But here’s the deal. These stories reach us in the real world. Check it out in Empire Strikes Back. Luke, not fully a Jedi, struggles against the Empire as he hides in Hoth. He has recently lost his Master, Ben Kenobi, so he has no path forward. He and the Rebels have struck out against the Empire (Marvel Star Wars: Luke Skywalker Strikes!), but he is neither Jedi nor full Rebel. When he finally faces the Wampa in his cave, he suddenly becomes attuned to the Force. He knows that he should reach out and use it to grab his saber, and he does: it saves his life. Running into the cold, he finally sees Ben’s full form in the snow who tells him to go to Dagobah. He may not be a Jedi, but his first death opens his eyes to the Force.
But his journey isn’t over yet: Yoda has more tests for him. Yoda takes him to a tree that gives visions of the Dark Side: for Luke, he must fight Vader without weapons (though he takes them anyway, showing a dark side growing within him). Without heeding Yoda’s advice, Luke thinks that he is ready to face Vader without training so he enters the cave with his saber. (A quick note: caves in the Bible are a symbol of death.) Luke faces Vader and chops his head off, a decisive victory.

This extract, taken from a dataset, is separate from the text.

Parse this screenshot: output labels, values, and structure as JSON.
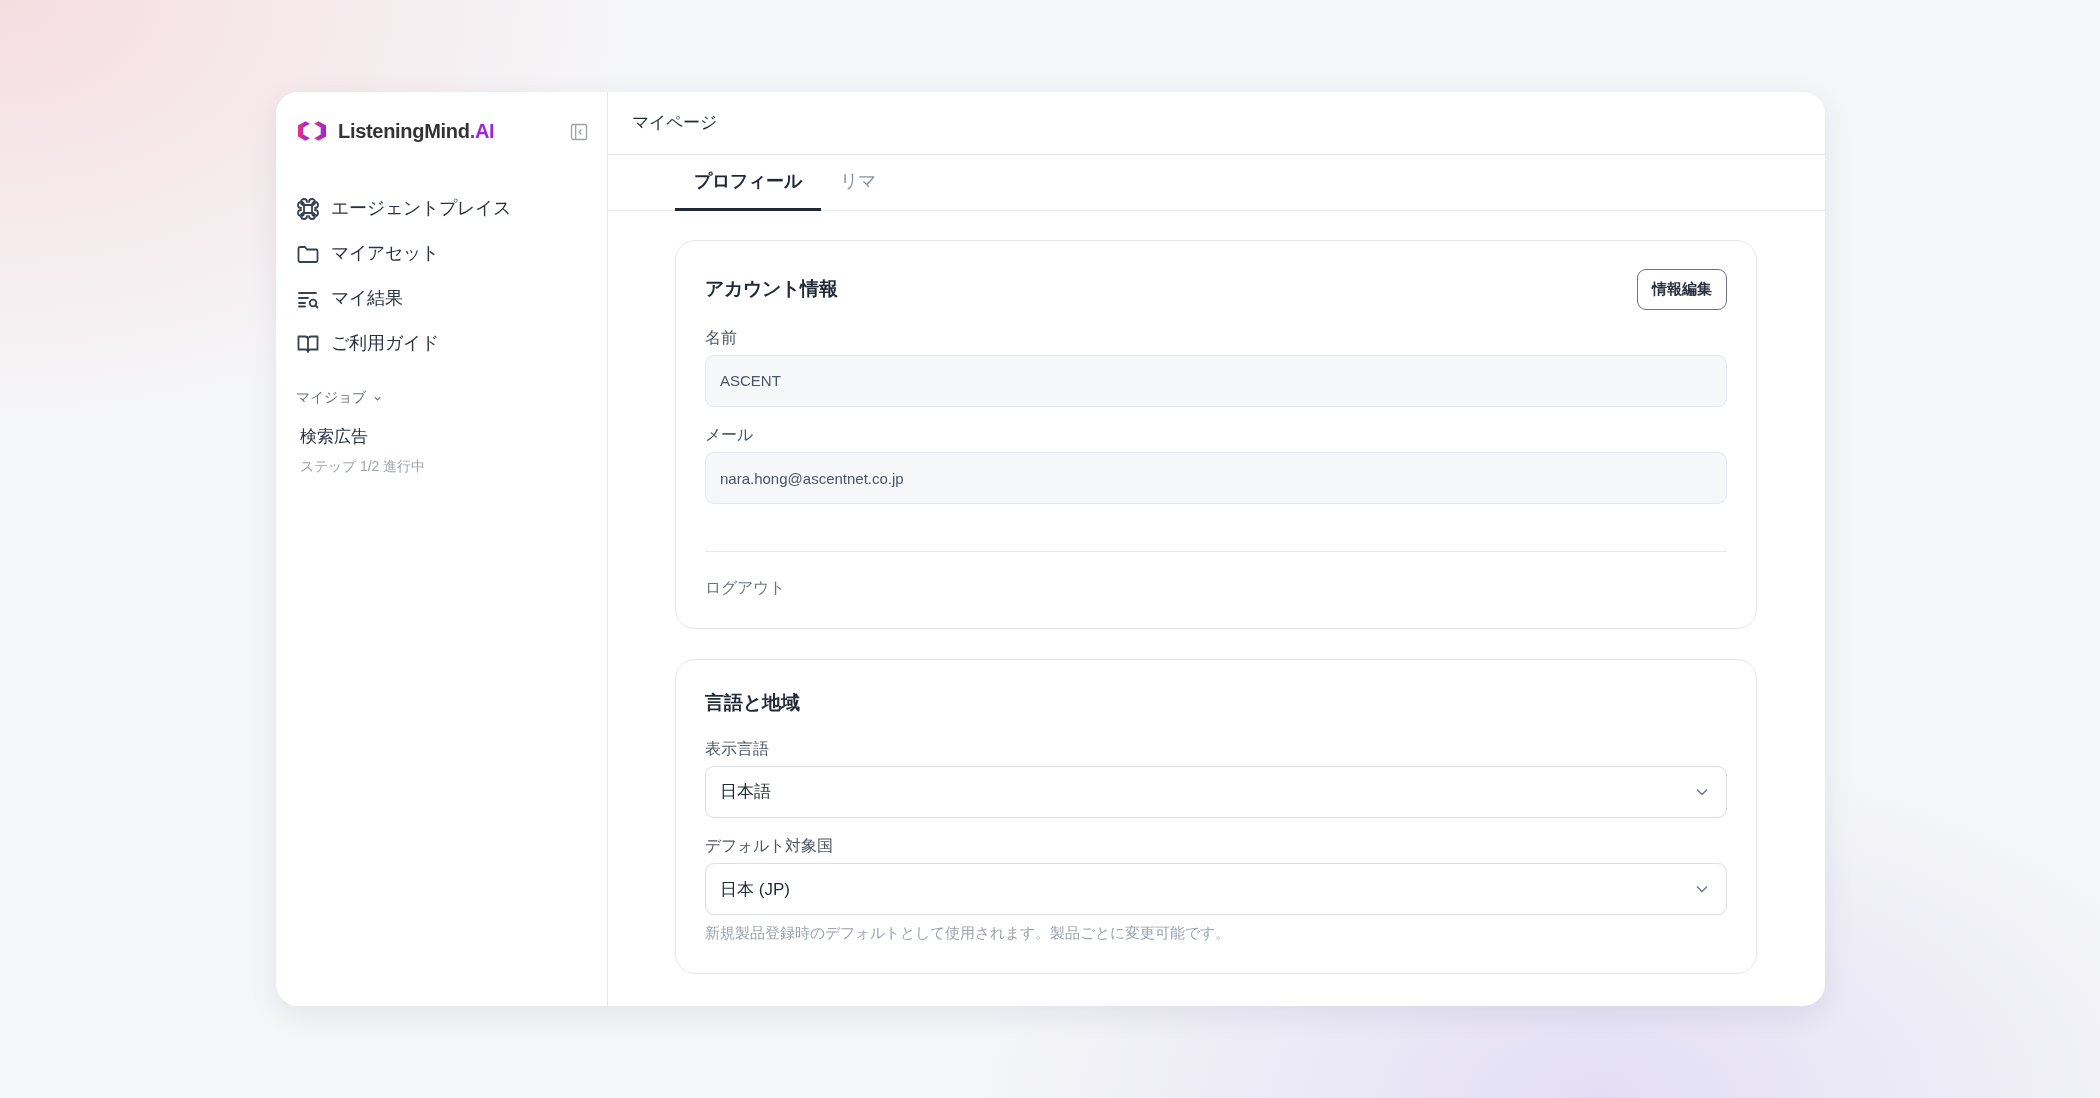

It is not to last, though: underneath Vader’s faceplate is Luke’s face! He is dead, again: evil may have the final word in young Skywalker’s life. He emerges from the cave, alive again, attuned to the Force and attuned to the Dark Side that could be growing within him.
But he “is not a Jedi yet”.

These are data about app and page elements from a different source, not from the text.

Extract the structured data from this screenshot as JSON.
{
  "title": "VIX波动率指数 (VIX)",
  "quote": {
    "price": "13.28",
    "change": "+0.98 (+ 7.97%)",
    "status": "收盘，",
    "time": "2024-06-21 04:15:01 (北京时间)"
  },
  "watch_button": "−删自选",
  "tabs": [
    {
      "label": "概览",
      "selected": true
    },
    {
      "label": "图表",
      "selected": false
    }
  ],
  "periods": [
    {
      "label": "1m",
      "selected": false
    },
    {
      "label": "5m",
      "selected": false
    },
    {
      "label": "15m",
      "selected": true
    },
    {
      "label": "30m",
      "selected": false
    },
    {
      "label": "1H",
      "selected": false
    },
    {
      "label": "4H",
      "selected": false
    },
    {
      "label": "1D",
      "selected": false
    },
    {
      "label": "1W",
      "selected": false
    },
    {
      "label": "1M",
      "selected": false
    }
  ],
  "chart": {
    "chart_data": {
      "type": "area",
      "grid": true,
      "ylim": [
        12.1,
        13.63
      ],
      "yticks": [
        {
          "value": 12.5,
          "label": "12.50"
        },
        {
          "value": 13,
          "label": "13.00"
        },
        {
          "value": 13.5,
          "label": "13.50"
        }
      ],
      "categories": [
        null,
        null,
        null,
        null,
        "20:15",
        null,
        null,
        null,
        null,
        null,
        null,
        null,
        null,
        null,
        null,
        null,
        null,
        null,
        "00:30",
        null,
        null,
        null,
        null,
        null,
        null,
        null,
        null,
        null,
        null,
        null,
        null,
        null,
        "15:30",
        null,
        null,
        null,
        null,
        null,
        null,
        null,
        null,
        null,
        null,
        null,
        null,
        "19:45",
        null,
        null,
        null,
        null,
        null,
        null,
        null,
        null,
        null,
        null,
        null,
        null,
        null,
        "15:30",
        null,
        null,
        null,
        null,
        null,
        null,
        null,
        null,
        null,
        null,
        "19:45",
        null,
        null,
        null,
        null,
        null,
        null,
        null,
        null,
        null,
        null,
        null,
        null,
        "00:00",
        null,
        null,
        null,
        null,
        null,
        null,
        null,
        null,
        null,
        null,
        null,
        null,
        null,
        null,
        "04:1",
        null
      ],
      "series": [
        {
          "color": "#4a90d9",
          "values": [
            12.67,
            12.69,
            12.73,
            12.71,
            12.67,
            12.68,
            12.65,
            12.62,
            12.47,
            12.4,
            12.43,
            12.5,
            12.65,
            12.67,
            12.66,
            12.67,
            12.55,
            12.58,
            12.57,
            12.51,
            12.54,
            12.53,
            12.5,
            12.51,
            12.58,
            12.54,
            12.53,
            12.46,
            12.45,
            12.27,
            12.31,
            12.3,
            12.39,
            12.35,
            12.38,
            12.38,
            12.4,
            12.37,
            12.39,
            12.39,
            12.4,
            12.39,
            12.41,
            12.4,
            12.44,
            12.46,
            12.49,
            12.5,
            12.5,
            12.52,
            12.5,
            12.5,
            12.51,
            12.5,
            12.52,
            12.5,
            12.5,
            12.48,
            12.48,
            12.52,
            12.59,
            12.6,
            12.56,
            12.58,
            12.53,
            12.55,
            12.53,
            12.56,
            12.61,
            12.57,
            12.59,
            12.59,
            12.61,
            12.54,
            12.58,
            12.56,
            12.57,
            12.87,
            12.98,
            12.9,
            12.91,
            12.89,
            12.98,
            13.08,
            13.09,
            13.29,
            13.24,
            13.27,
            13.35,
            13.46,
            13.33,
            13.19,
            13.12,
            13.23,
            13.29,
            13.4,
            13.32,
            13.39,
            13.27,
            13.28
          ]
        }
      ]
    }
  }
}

His final death occurs on Bespin. Stretched out over a weather vane, he listens as Vader tries to recruit him to the Empire to run a coup, defeat Palpatine and take over and “rule the galaxy as Father and Son.” Luke tells him that he won’t join his father’s murderer: “Ben told me you killed my father!” “No, I am your father!” Vader famously explains. Luke, willing to die rather than succumb to the darkness within him, lets go of the weather vane to plummet to his seeming death. This is the third time Skywalker has died: he is finally a Jedi. A year later, he would launch an epic rescue plan to save General Solo from the crime lord Jabba the Hutt, using his self-built saber (rather than Anakin’s old blade) with skills unknown to him before.
Just like Jesus, just like the Christian, Skywalker couldn’t attain his goal without death and resurrection. Now it’s your turn: die to yourself. And while you’re at it, read over the stories I mentioned above. Check them out – do you see the same cycles? Do you know any other movies that feature this theme? I’d suggest checking out The Dark Knight Rises, Arrow, Spider-Man 3, The Hobbit: Battle of the Five Armies to name a few!